* _PROBLEM TO WORK ON_:
In the records below, find the lines that include "this" and copy each.

[DATA TO PROCESS Boundary: Start]

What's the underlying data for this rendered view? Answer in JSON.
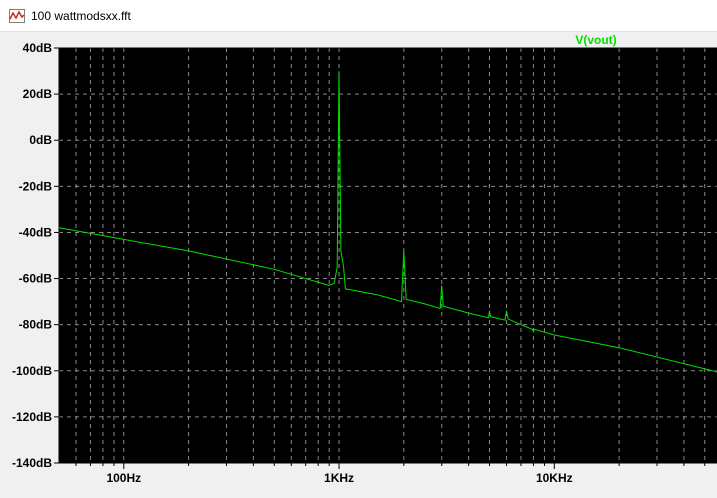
{
  "window": {
    "title": "100 wattmodsxx.fft",
    "icon": "waveform-icon"
  },
  "colors": {
    "plot_background": "#000000",
    "trace": "#00e000",
    "grid": "#8a8a8a",
    "frame": "#f0f0f0"
  },
  "chart_data": {
    "type": "line",
    "title": "",
    "xlabel": "",
    "ylabel": "",
    "x_scale": "log",
    "xlim": [
      50,
      57000
    ],
    "ylim": [
      -140,
      40
    ],
    "grid": true,
    "legend_position": "top-right",
    "yticks": [
      40,
      20,
      0,
      -20,
      -40,
      -60,
      -80,
      -100,
      -120,
      -140
    ],
    "ytick_labels": [
      "40dB",
      "20dB",
      "0dB",
      "-20dB",
      "-40dB",
      "-60dB",
      "-80dB",
      "-100dB",
      "-120dB",
      "-140dB"
    ],
    "xticks": [
      100,
      1000,
      10000
    ],
    "xtick_labels": [
      "100Hz",
      "1KHz",
      "10KHz"
    ],
    "series": [
      {
        "name": "V(vout)",
        "x": [
          50,
          100,
          200,
          500,
          900,
          950,
          980,
          1000,
          1020,
          1050,
          1070,
          1100,
          1500,
          1950,
          2000,
          2050,
          2500,
          2950,
          3000,
          3050,
          4000,
          4950,
          5000,
          5050,
          5900,
          6000,
          6100,
          7000,
          7900,
          8000,
          8100,
          10000,
          20000,
          57000
        ],
        "y": [
          -38,
          -43,
          -48,
          -56,
          -63,
          -62,
          -55,
          30,
          -48,
          -55,
          -64.5,
          -64.6,
          -67,
          -70,
          -48,
          -69,
          -71,
          -73,
          -63,
          -72,
          -75,
          -77,
          -74,
          -76.5,
          -78,
          -74,
          -77.5,
          -80,
          -82,
          -83,
          -82,
          -84.5,
          -90,
          -100.5
        ]
      }
    ]
  }
}
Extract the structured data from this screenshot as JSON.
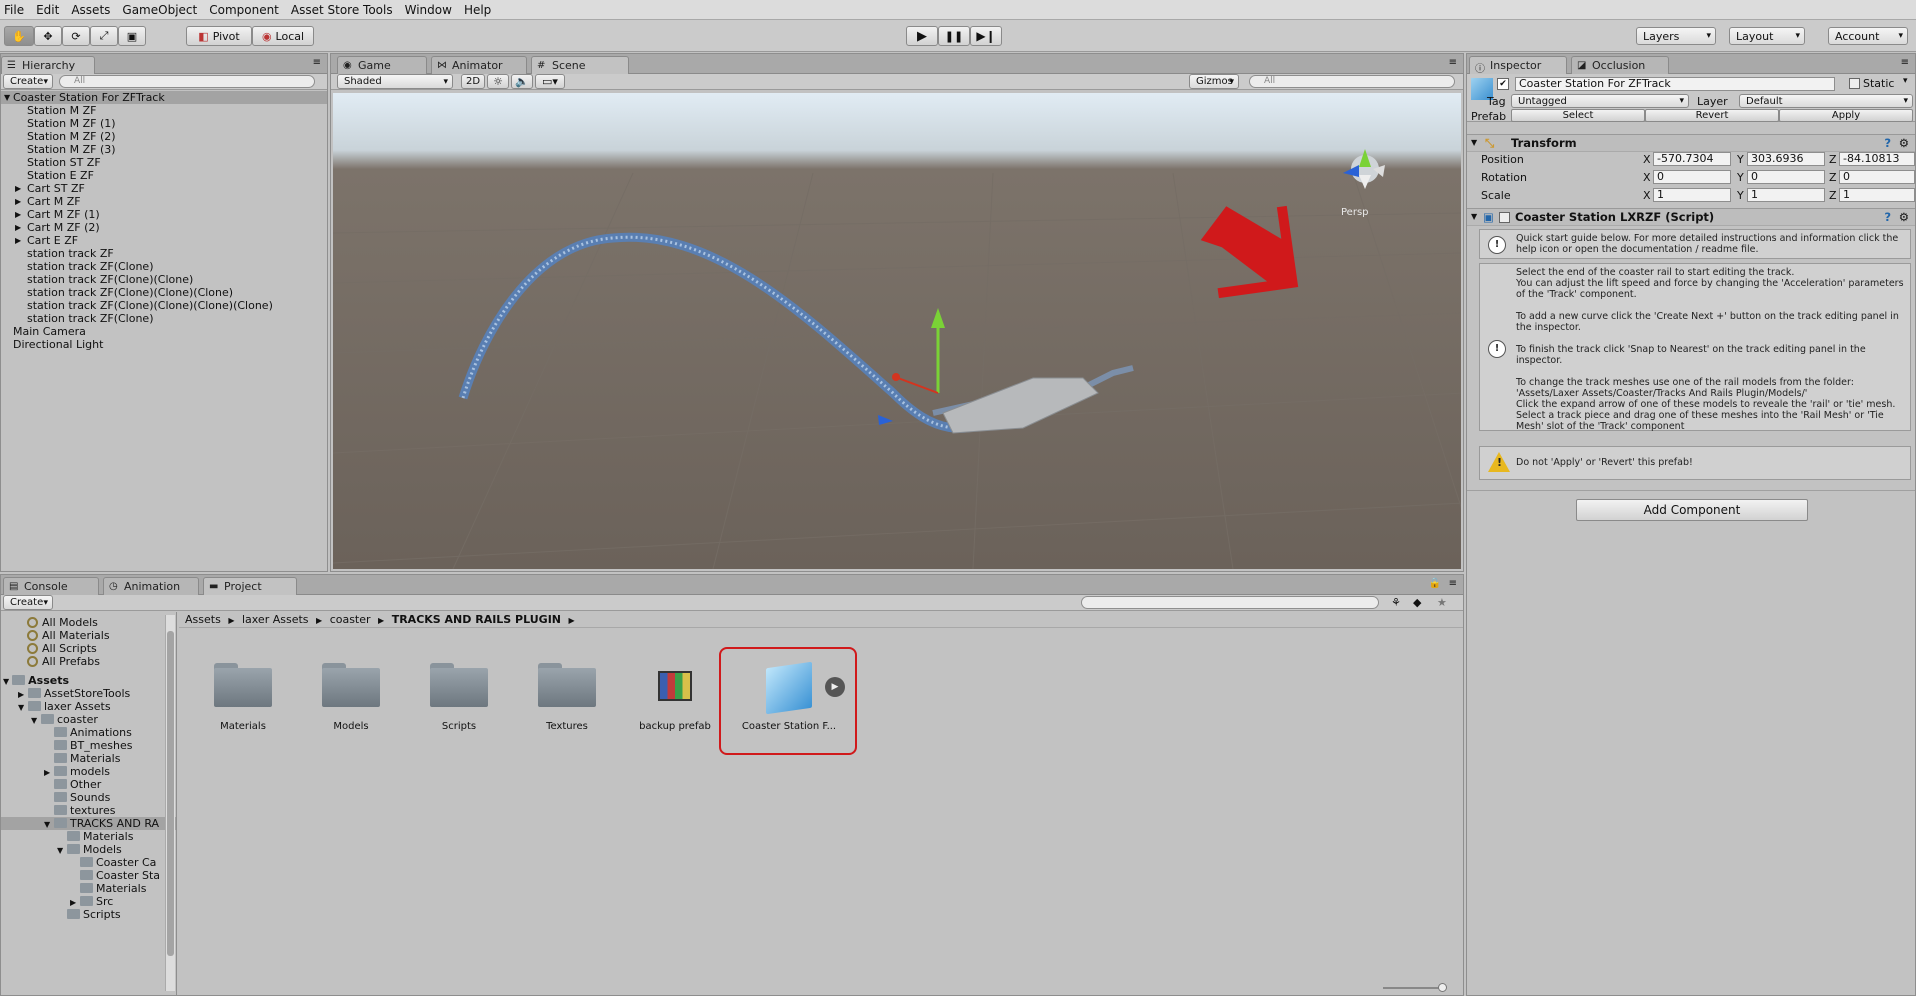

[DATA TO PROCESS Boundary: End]

* _EXERCISE ANSWER_:
What's the underlying data for this rendered view? Answer in JSON.
Extract the structured data from this screenshot as JSON.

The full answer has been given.